I walk through the gates separating passengers from family and friends waiting on arriving travelers and quickly scan the crowd for my friend. It’s been 5 or 6 years since I’ve seen Emilia in person, even though we’ve kept a close correspondence online, but I spot her quickly enough and a huge smile spreads across my face.
She squeals in delight when she sees me. She and two other girls who I
’ve only met through the Internet and are her best friends, Lára (Laura) and Sóley (Sole-Ay), come and attack me in a huge hug.
’re obviously as excited as I am about this whole trip, and it really puts me at ease. There is a comfortable air about us as we laugh and talk over each other with quick introductions. Lára has a super posh accent and I wish that she narrated my life for me. Sóley also has a seriously beautiful accent that I’ve come to adore.
All three girls offer to help me with my luggage
as we head out the front doors of the airport. I pause for a second and my mind reels at the realization that it is technically sometime around one in the morning (I think) and the orb of the sun is just barely kissing the horizon.
All the colors in the sky seem so much stronger, brighter, and more beautiful here. Red flows into fuchsia, orange, and pink, only to collide with the clouds and
ocean in an explosion of color and reflected light.

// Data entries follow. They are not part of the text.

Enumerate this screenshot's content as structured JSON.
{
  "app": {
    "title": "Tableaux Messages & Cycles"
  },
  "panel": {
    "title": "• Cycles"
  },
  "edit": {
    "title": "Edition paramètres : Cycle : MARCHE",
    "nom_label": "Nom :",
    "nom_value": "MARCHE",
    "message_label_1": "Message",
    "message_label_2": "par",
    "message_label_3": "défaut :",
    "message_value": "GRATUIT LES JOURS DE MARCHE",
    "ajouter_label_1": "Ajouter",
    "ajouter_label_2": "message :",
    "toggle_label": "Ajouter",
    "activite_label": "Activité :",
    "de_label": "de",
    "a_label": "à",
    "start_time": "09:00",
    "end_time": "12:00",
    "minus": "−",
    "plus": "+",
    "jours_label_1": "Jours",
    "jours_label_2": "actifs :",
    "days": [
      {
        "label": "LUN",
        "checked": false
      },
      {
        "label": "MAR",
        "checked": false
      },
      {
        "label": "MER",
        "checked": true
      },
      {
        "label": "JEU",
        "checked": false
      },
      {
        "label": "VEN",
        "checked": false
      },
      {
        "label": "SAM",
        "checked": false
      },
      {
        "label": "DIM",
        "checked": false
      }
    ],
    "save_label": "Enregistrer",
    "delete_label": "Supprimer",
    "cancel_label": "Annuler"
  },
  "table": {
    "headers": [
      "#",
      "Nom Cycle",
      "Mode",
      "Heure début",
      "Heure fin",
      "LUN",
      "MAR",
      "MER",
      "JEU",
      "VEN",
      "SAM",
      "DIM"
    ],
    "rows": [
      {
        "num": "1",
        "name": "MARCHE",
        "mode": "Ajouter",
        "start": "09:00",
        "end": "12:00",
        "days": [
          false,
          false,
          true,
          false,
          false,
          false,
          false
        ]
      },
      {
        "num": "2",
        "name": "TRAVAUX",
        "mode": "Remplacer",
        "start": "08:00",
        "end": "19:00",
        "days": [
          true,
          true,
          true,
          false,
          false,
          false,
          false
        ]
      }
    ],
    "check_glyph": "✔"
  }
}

’s a bit brisk. There’s a biting wind and I have to bundle my light jacket closer to my body as we walk quickly to Emilia’s car. Loose strands of my hair whip around my face and I’m struggling to keep them tucked behind my ears.
It seems like there

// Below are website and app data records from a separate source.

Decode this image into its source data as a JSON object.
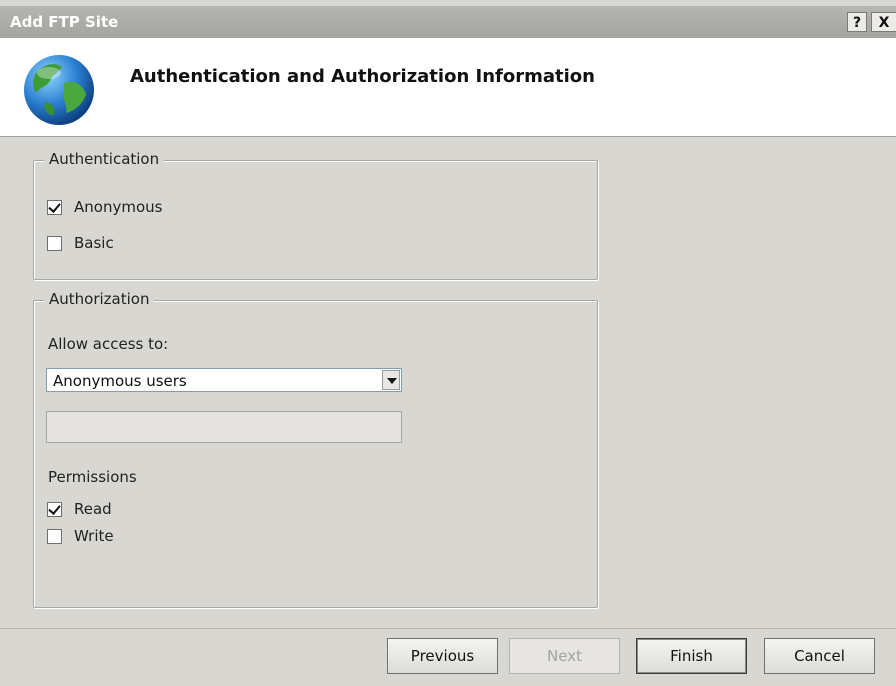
{
  "window": {
    "title": "Add FTP Site",
    "help_label": "?",
    "close_label": "X"
  },
  "header": {
    "title": "Authentication and Authorization Information",
    "icon": "globe-icon"
  },
  "authentication": {
    "legend": "Authentication",
    "anonymous": {
      "label": "Anonymous",
      "checked": true
    },
    "basic": {
      "label": "Basic",
      "checked": false
    }
  },
  "authorization": {
    "legend": "Authorization",
    "allow_label": "Allow access to:",
    "allow_value": "Anonymous users",
    "allow_extra_value": "",
    "permissions_label": "Permissions",
    "read": {
      "label": "Read",
      "checked": true
    },
    "write": {
      "label": "Write",
      "checked": false
    }
  },
  "buttons": {
    "previous": "Previous",
    "next": "Next",
    "finish": "Finish",
    "cancel": "Cancel"
  }
}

’s just barely enough room for all of us in her little blue, two-door Honda Civic, especially with all of my luggage jam-packed in the trunk. Soon we’ve paid our parking fee and are driving on a highway, surrounded on both sides by vast barren land. Emilia explains that we are now leaving Keflavík, which is one of the bigger, better known towns in this country.
To my left is the sparkling ocean
. The land meets the sea with pools of water trapped from the low tide in black lava formations that flowed and stopped there so long ago. To my right, far into the distance, I can see a gorgeous mountainscape. They are gagged and dangerous looking and some are topped with snow. Clouds are so low that they float heavily on the mountains.
My mind is racing
and trying to catch up to reality. I feel like I’ve been caught up in a whirlwind of surrealism and dreams. Just these first few moments of being on the road have already blown my eyeballs into visionary bliss. After four long and difficult years, I can’t believe I’ve finally made it to the place that I’ve dreamt of.